Nicola Jagers

Nicola Jägers: Human rights are often used for political gain and must be protected

Published: 06th December 2021 Last updated: 28th July 2022

Human rights a far cry from the rest of the world? On the contrary, international human rights do not only concern countries like Syria or China and are more relevant than ever. People's representatives constantly link vaccinations, the shortage of affordable housing, refugees or the climate crisis to human rights, argues Professor of International Human Rights Nicola Jägers. But these rights are also threatened by politicians using them for their own ends. What can we do to counteract the inflation of human rights? An interview with her on the occasion of the International Human Rights Day December 10, the 25th presentation of the Max van der Stoel Award.

'Where do universal human rights (...) begin? In small places, close to home - so close and so small that they cannot be seen on any world map. (...) Those are the places where every man, woman and child seeks equal justice, equal opportunity, equality without discrimination. (...). Without concerted action by citizens to uphold them close to home, we will seek progress in the larger world in vain.'

With this quote from the American first lady Eleonor Roosevelt on the occasion of the 10th anniversary of the declaration of universal human rights in 1958, Jägers illustrates the importance of fundamental human rights for all. 

Nicola Jagers

Human rights are a weapon against the power of governments

Professor of International Human Rights Nicola Jägers

'For the past eight years I have been a member of the College van de Rechten van de Mens, the Dutch watchdog set up to monitor. There I saw how important human rights are, also in the Netherlands. Our country often has the tendency to point at other countries when it comes to violations, and is sometimes blind to issues such as racism or restrictions on women's rights at home. Shortly after WWII, in 1948, human rights were written down in the Universal Declaration of Human Rights, as a weapon against the power of governments. At its core then, it is about human dignity. From this stem of the Universal Declaration, many branches have sprouted, for example, for women's and disabled people's rights. And there were refinements through monitoring at the national and international level. Human rights seemed untouchable and self-evident under the shadow of war. But our memory is short.'

Human rights are under pressure?

'Yes, the geopolitical balance of power has naturally evolved. Political power blocs of the past, Europe and the US, gave in in favor of China, for example. That country argues that the West is far too focused on individual rights, thereby compromising the collective, which is far more important to China. But also within Europe there is no longer unanimity as Hungary and Poland for instance do not care about rights for LGBTIQ+ people and independent judiciary is undermined. 
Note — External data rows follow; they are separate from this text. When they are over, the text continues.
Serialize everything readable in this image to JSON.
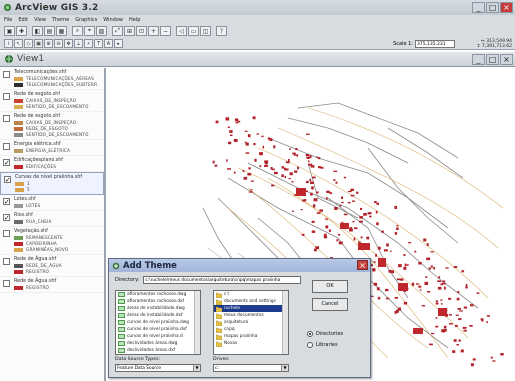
{
  "app": {
    "title": "ArcView GIS 3.2"
  },
  "menu": [
    "File",
    "Edit",
    "View",
    "Theme",
    "Graphics",
    "Window",
    "Help"
  ],
  "scale": {
    "label": "Scale 1:",
    "value": "375,135.231"
  },
  "coords": {
    "x": "↔ 313,549.94",
    "y": "↕ 7,391,713.62"
  },
  "view": {
    "title": "View1"
  },
  "toc": [
    {
      "name": "Telecomunicações.shf",
      "checked": false,
      "legend": [
        {
          "label": "TELECOMUNICAÇÕES_AÉREAS",
          "color": "#d9a24a"
        },
        {
          "label": "TELECOMUNICAÇÕES_SUBTERR",
          "color": "#2f2f2f"
        }
      ]
    },
    {
      "name": "Rede de esgoto.shf",
      "checked": false,
      "legend": [
        {
          "label": "CAIXAS_DE_INSPEÇÃO",
          "color": "#c8402e"
        },
        {
          "label": "SENTIDO_DE_ESCOAMENTO",
          "color": "#d6b050"
        }
      ]
    },
    {
      "name": "Rede de esgoto.shf",
      "checked": false,
      "legend": [
        {
          "label": "CAIXAS_DE_INSPEÇÃO",
          "color": "#b8864a"
        },
        {
          "label": "REDE_DE_ESGOTO",
          "color": "#c26b3a"
        },
        {
          "label": "SENTIDO_DE_ESCOAMENTO",
          "color": "#8a8a8a"
        }
      ]
    },
    {
      "name": "Energia elétrica.shf",
      "checked": false,
      "legend": [
        {
          "label": "ENERGIA_ELÉTRICA",
          "color": "#b79a62"
        }
      ]
    },
    {
      "name": "Edificaçõesplano.shf",
      "checked": true,
      "legend": [
        {
          "label": "EDIFICAÇÕES",
          "color": "#c0272d"
        }
      ]
    },
    {
      "name": "Curvas de nível praiinha.shf",
      "checked": true,
      "selected": true,
      "legend": [
        {
          "label": "1",
          "color": "#d9a24a"
        },
        {
          "label": "5",
          "color": "#d9a24a"
        }
      ]
    },
    {
      "name": "Lotes.shf",
      "checked": true,
      "legend": [
        {
          "label": "LOTES",
          "color": "#9a9a9a"
        }
      ]
    },
    {
      "name": "Rios.shf",
      "checked": true,
      "legend": [
        {
          "label": "RUA_CHEIA",
          "color": "#6b6b6b"
        }
      ]
    },
    {
      "name": "Vegetação.shf",
      "checked": false,
      "legend": [
        {
          "label": "REMANESCENTE",
          "color": "#6fa05a"
        },
        {
          "label": "CAPOEIRINHA",
          "color": "#c0272d"
        },
        {
          "label": "GRAMINÉAS_NOVO",
          "color": "#d9a24a"
        }
      ]
    },
    {
      "name": "Rede de Água.shf",
      "checked": false,
      "legend": [
        {
          "label": "REDE_DE_ÁGUA",
          "color": "#555555"
        },
        {
          "label": "REGISTRO",
          "color": "#c0272d"
        }
      ]
    },
    {
      "name": "Rede de Água.shf",
      "checked": false,
      "legend": [
        {
          "label": "REGISTRO",
          "color": "#c0272d"
        }
      ]
    }
  ],
  "dialog": {
    "title": "Add Theme",
    "directory_label": "Directory:",
    "directory_value": "c:\\ruchele\\meus documentos\\arquitetura\\cnpq\\mapas praiinha",
    "files": [
      "afloramentos rochosos.dwg",
      "afloramentos rochosos.dxf",
      "áreas de instabilidade.dwg",
      "áreas de instabilidade.dxf",
      "curvas de nível praiinha.dwg",
      "curvas de nível praiinha.dxf",
      "curvas de nível praiinha.d",
      "declividades áreas.dwg",
      "declividades áreas.dxf"
    ],
    "folders": [
      "c:\\",
      "documents and settings",
      "ruchele",
      "meus documentos",
      "arquitetura",
      "cnpq",
      "mapas praiinha",
      "Novas"
    ],
    "selected_folder_index": 2,
    "ok_label": "OK",
    "cancel_label": "Cancel",
    "radio_directories": "Directories",
    "radio_libraries": "Libraries",
    "source_types_label": "Data Source Types:",
    "source_types_value": "Feature Data Source",
    "drives_label": "Drives:",
    "drives_value": "c:"
  }
}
Furthermore, you also have to think about new power structures, look at globalized business. I have done research on how business observes human rights, because their influence now extends across borders and concerns labor law, environment, incomes etc.

These changes are causing a rethinking of human rights and they are interpreted differently now than they were in 1948. Therefore we must remain vigilant and protect human rights.'

More education is necessary to make us aware of international human rights

That's not an easy task, how do we carry it out?

'The Constitution states that the Netherlands must actively work to protect the international legal order. Of course, our country is small, and great friend the US has been absent for a while in this area, but the Netherlands is therefore obliged to act against impunity, inequality and discrimination. This can be done by actively promoting institutions that protect human rights on a national and international level. Certain countries such as China, Russia and Poland actively work against this. An example is the procedure established in 2005 at the UN whereby countries assess each other's enforcement of human rights, the Universal Periodic Peer Review. The system is not perfect but deserves support. Furthermore, there is work to be done to make the relevance of human rights clearer in light of current challenges, such as the climate crisis.' 

And what can be done within the Netherlands?

'Also within the Netherlands we must remain vigilant. The term human rights has never been used as often as now in the parliament, but usually when the speaker benefits from it. And in Western parliaments the importance of human rights is now openly doubted at the same time. That is a creeping process of erosion of those rights. I think that where fundamental human rights are being questioned, we should always speak out strongly against it.'

Isn't ignoring such ideas an option to prevent this erosion from growing?

'No, I certainly don't think that's a good answer. The parliament must make the relevance of human rights much clearer. Education is also very important. Compared to surrounding countries, the Dutch have little knowledge of human rights. If you ask them about it, they will mention freedom of speech, but not much else. You have to be aware of these rights from an early age and take that knowledge with you to university. '

The Max van der Stoel Award and lecture are dedicated to International Human Rights Day. With a Keynote by the Dutch Human Rights Ambassador Bahia Tahzib-Lie, followed by the 25th presentation of the Max van der Stoel Human Rights Award. Time: 13:00-14:15 hrs.
Admission is free after registration (required).

(By Tineke Bennema)